Data about app and page elements:
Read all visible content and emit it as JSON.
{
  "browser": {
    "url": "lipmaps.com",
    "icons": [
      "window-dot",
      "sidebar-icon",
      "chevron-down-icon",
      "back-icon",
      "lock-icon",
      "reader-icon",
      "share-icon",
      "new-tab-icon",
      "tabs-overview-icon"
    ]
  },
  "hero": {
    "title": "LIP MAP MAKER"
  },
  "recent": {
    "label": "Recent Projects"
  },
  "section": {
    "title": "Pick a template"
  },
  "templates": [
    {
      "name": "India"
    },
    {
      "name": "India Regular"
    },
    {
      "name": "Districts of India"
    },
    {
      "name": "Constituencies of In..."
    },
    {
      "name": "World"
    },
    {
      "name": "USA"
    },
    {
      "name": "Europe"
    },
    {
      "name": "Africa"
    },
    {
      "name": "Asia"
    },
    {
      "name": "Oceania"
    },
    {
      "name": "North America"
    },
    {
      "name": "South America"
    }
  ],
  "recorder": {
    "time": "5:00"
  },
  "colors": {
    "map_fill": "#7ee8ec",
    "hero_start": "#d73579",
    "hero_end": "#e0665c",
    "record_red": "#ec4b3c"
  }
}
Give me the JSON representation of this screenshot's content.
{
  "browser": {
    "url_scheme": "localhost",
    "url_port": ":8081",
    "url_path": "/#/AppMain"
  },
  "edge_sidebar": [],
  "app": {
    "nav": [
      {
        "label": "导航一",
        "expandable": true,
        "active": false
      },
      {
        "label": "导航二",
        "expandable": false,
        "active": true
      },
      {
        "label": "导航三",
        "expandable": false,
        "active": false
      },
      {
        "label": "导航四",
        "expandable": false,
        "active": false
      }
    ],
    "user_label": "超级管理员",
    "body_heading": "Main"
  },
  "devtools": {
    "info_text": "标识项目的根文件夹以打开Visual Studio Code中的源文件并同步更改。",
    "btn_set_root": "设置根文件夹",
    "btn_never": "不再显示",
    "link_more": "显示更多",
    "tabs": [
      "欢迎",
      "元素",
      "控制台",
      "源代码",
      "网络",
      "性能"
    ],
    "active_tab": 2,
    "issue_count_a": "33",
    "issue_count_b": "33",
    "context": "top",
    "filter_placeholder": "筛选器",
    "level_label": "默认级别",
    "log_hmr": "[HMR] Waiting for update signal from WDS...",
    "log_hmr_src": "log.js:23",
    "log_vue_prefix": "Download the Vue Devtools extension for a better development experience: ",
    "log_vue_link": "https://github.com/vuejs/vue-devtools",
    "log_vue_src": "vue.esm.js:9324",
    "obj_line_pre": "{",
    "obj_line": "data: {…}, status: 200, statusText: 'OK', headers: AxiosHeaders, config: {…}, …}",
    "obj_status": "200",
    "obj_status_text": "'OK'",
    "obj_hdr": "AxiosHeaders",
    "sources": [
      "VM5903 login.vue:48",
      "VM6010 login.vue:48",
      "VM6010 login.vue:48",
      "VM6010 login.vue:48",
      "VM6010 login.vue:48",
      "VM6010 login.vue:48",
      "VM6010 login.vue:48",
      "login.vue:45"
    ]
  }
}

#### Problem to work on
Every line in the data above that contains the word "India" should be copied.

#### The answer
      "name": "India"
      "name": "India Regular"
      "name": "Districts of India"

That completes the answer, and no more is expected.